In replacing the low and demeaning picture of human beings as depraved, inveterate sinners, in articulating the potential of human beings for goodness and greatness, humanism has not only given us the courage to act for reform, but also explains why this philanthropic action is so immensely worthwhile. The higher the human potential, the greater the enterprise of realizing it, and the more the carriers of this potential are worthy of our help in achieving it.

But philanthropy and solidarity driven by a lofty humanism, just as that which was driven often by high religious ideals, has a Janus face. On one side, in the abstract, one is inspired to act. But on the other, faced with the immense disappointments of actual human performance, with the myriad ways in which real, concrete human beings fall short of, ignore, parody and betray this magnificent potential, one cannot but experience a growing sense of anger and futility. Are these people really worthy objects of all these efforts? Perhaps in face of all this stupid recalcitrance, it would not be a betrayal of human worth, or one’s self-worth, if one abandoned them. Or perhaps the best that can be done for them is to force them to shape up.

Before the reality of human shortcomings, philanthropy–the love of the human–can gradually come to be invested with contempt, hatred, aggression. The action is broken off, or worse, continues, but informed now with these new feelings, and becomes progressively more coercive and inhumane…

The tragic irony is that the higher the sense of potential, the more grievously real people fall short, and the more severe the turn-around will be which is inspired by the disappointment. A lofty humanism posits high standards of self-worth, and a magnificent goal to strive towards. It inspires enterprises of great moment. But by this very token it encourages force, despotism, tutelage, ultimately contempt, and a certain ruthlessness in shaping refractory human material. Oddly enough, the same horrors which Enlightenment critique picked up in societies and institutions dominated by religion.

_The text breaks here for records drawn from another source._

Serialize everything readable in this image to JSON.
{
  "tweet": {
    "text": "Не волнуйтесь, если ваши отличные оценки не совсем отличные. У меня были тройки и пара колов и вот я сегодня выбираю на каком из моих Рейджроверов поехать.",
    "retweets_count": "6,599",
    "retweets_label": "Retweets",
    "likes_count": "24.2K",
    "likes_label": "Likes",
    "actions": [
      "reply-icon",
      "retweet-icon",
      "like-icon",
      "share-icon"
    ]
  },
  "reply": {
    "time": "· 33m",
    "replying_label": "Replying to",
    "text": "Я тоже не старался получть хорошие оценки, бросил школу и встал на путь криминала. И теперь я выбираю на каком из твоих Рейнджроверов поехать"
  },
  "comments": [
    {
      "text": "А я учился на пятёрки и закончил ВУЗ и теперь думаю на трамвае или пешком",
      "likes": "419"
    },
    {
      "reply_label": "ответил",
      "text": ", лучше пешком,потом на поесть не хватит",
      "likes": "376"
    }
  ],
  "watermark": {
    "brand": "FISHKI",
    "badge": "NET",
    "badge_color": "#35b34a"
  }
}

…Wherever action for high ideals is not tempered, controlled, ultimately engulfed in an unconditional love of the beneficiaries, this ugly dialectic risks repeating itself.